âThere’s a lot at stake,â said Nellis.
“There have been improvements in the state of Iowa, but now is definitely not the time to rest on laurels because it is still such a high racial disparity, one of the highest in the country . “
-Ashley Nellis, Senior Research Analyst, The Sentencing Project
Andrews added that the disproportionate incarceration rates have impacted generations of blacks in Iowa, separating families, traumatizing communities and creating barriers to housing, employment, education. and other public benefits, creating almost “insurmountable” circumstances.
âIt becomes a never-ending cycle,â Andrews said.
As Professor Monic Behnken of the Sociology Department at Iowa State University told IPR last year, the effect of incarceration on black families has been devastating.
“[F]or a family in many ways, it is akin to a death, âBehnken said.
Researchers say that as a result, generations of black families have struggled to escape a downward spiral of poverty and lack of opportunity, factors made worse by government policies and local attitudes who locked the Black Iowans out of works, mortgages and entire communities.
âWhen people get out of jail, depending on how much debt they have to pay, they are often sent back into the system when they are unable to pay because they may not be able to find a job because they have a criminal history. “Andrews said.” You can’t get over these circumstances. “
âWhen people get out of jail, depending on how much debt they have to pay, they are often sent back into the system when they are unable to pay because they may not be able to find a job because they have a criminal history. […] you cannot overcome these circumstances.
-Betty Andrews, President, Iowa-Nebraska NAACP
In order to counter these racial disparities, Nellis said state policymakers should reduce prison sentences for certain crimes and reform mandatory minimum sentences.

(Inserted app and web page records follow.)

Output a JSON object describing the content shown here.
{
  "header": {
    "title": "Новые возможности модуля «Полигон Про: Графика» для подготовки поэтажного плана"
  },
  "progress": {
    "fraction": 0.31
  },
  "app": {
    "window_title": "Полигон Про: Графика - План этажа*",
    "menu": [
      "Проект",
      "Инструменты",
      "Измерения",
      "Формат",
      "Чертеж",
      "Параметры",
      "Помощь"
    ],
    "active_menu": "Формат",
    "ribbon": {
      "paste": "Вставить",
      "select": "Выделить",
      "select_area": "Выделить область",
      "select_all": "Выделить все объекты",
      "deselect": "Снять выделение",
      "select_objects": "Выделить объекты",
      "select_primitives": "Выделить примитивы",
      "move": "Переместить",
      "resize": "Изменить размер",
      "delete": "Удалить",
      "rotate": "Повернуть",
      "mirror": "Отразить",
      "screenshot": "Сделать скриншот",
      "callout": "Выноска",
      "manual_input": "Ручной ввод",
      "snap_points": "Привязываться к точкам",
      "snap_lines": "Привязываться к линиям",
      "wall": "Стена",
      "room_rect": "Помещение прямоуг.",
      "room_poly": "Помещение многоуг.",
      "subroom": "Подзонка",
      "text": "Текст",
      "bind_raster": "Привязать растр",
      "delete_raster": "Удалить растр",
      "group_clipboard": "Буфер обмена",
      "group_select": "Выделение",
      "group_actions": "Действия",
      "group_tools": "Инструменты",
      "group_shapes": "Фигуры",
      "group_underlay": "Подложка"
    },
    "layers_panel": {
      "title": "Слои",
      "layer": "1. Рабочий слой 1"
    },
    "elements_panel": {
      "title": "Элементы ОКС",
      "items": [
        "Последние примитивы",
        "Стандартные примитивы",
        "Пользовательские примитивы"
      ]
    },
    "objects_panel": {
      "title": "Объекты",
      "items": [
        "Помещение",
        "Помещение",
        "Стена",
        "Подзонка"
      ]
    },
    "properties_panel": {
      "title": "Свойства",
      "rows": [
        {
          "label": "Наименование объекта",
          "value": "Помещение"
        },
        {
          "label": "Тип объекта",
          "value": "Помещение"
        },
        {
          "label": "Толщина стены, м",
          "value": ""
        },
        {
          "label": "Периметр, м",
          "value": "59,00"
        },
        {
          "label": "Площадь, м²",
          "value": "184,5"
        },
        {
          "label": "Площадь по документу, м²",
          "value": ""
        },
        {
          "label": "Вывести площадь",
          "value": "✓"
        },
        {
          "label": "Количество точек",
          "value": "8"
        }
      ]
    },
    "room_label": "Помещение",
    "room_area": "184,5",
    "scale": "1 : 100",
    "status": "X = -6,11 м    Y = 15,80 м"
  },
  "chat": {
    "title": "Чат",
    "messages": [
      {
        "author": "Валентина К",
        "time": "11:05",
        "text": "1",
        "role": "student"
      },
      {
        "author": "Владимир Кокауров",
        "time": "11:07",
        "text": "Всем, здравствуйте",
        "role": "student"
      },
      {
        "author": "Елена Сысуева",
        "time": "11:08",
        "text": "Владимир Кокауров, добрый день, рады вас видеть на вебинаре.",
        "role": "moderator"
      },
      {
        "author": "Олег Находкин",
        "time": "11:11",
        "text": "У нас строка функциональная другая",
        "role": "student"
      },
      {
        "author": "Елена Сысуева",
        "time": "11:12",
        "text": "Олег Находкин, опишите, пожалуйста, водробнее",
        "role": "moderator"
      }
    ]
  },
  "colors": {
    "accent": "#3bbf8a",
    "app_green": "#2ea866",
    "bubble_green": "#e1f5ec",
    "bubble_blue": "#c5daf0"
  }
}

“Using less jail for drug offenses and less using jail for offenses that could be dealt with by other means instead of jail is definitely better both in Iowa and everywhere else,” Nellis said. “The state could be more aggressive in its attempts to lessen the impact of imprisonment, particularly on its black residents.”
State researchers have made similar recommendations for years. Analysts from the Iowa Department of Human Rights have repeatedly highlighted mandatory minimum sentences, the practice of sending minors to adult court for certain crimes, and unequal sentences for crack-related offenses and cocaine powder as areas on which lawmakers need to focus.
âPenalty options to equalize the amount of crack and powdered cocaine have been discussed for a decade by [the Iowa Public Safety Advisory Board], read a report published last year by Iowa Justice Advisory Council. “Data from Iowa presented to CCSP suggests that this disparity in penalties contributes to the disproportionate incarceration of African Americans.”
In response to a request for comment, Iowa Department of Corrections spokesman Nick Crawford said the agency was working to address trends.
âAs a department, we are committed to reducing racial disparities in our corrections system. Through careful analysis of the data, the Iowa Department of Corrections has worked hard to develop action plans, implement these plans and recruit a more diverse workforce. By continuing these practices, we will find innovative ways to promote a more equitable system, âthe written statement said.
Andrews says that to address these disparities, reforms are needed at every step of the criminal justice pipeline, from interactions with police to pre-trial agreements to conviction and parole. While the challenge is significant, Andrews says she has no choice but to stay hopeful.
âIn the African American community and culture we have always had to be optimistic and we have always had to believe that change was going to happen no matter the distance,â Andrews said. âWe cannot afford not to hope. Because if we give up, we’ll go back the other way.